> THE DATA:

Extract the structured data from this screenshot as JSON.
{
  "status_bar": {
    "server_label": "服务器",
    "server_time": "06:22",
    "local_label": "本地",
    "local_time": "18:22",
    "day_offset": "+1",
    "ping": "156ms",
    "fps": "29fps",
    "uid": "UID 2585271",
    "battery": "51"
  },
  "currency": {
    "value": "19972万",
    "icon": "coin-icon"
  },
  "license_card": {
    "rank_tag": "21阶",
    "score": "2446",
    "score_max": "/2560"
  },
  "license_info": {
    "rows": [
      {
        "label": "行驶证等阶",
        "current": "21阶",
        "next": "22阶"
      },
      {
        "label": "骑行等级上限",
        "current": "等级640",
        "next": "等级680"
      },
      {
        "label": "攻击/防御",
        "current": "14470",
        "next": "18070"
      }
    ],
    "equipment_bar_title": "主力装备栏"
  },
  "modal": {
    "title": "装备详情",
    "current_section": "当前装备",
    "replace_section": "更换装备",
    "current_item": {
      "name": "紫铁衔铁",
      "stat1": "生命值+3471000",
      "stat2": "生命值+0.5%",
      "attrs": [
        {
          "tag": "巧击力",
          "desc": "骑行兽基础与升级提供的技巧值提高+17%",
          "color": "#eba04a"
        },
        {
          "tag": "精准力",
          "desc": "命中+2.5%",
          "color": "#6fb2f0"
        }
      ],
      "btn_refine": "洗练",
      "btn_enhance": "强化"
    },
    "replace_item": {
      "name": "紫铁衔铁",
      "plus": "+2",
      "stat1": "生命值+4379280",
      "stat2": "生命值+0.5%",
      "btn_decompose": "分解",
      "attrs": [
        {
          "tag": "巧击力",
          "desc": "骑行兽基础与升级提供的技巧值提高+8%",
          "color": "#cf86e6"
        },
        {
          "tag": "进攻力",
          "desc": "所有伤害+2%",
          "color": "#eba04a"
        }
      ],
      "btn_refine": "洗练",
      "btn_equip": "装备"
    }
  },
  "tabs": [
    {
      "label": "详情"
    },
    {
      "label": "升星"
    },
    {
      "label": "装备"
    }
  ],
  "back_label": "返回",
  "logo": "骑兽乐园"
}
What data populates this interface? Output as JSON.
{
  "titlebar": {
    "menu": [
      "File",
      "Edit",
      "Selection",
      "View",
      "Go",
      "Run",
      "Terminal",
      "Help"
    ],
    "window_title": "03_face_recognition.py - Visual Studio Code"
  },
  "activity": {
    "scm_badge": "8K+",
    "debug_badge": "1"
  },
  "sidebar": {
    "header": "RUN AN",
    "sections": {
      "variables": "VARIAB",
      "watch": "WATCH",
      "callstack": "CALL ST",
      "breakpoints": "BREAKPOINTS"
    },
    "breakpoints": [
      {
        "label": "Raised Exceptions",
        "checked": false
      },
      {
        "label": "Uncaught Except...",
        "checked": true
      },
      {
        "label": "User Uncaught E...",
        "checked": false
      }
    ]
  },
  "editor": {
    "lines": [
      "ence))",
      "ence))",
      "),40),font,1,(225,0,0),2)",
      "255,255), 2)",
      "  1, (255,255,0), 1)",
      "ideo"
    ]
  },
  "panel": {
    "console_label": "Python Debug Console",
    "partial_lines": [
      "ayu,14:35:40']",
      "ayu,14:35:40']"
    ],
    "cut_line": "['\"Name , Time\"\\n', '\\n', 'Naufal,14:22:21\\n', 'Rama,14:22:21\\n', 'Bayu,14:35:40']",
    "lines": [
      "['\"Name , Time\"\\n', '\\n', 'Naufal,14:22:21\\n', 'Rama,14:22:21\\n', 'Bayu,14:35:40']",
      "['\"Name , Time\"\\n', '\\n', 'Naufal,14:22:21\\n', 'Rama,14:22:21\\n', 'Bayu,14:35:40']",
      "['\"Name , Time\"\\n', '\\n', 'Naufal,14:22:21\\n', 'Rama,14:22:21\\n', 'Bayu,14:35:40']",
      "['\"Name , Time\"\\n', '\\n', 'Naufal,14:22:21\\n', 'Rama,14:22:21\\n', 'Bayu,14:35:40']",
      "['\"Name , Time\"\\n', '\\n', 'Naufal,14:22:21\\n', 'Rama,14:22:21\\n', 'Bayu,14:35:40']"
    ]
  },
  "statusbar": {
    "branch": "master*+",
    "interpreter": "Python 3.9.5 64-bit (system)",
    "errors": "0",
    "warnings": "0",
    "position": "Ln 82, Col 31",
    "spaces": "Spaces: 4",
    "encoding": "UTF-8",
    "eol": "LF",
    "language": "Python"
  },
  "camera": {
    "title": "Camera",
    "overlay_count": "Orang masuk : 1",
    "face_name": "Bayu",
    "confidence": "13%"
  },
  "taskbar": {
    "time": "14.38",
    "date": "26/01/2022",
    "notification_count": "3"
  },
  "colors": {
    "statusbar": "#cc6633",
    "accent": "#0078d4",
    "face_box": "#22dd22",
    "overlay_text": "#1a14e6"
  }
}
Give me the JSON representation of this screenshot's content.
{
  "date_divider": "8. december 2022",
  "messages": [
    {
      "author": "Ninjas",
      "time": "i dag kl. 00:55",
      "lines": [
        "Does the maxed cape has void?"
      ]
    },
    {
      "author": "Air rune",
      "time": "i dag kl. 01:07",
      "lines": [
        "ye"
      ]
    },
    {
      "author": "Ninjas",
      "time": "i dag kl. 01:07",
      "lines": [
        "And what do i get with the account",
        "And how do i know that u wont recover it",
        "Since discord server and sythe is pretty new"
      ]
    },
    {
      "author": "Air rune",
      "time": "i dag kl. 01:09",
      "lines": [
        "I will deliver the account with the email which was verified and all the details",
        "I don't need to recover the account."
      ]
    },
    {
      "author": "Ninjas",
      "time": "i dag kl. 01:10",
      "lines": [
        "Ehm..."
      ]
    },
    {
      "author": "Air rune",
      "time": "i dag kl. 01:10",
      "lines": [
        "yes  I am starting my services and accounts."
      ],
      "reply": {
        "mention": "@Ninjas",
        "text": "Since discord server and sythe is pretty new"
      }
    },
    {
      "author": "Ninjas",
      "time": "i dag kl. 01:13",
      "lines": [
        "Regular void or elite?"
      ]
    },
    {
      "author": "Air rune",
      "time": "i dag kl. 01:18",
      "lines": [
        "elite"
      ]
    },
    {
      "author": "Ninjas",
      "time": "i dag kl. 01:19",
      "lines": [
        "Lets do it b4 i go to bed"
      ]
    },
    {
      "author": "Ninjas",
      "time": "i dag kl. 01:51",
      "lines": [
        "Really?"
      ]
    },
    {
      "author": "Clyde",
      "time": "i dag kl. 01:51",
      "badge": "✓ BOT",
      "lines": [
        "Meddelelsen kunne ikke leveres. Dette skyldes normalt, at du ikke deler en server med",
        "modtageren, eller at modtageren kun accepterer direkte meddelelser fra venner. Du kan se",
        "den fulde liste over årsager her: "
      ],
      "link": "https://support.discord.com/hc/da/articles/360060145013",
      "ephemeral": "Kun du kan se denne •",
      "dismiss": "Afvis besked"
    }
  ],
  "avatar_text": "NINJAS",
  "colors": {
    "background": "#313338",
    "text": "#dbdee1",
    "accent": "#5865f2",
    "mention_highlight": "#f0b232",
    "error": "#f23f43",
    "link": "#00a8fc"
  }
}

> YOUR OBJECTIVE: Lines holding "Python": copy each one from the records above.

> EXERCISE SOLUTION:
    "console_label": "Python Debug Console",
    "interpreter": "Python 3.9.5 64-bit (system)",
    "language": "Python"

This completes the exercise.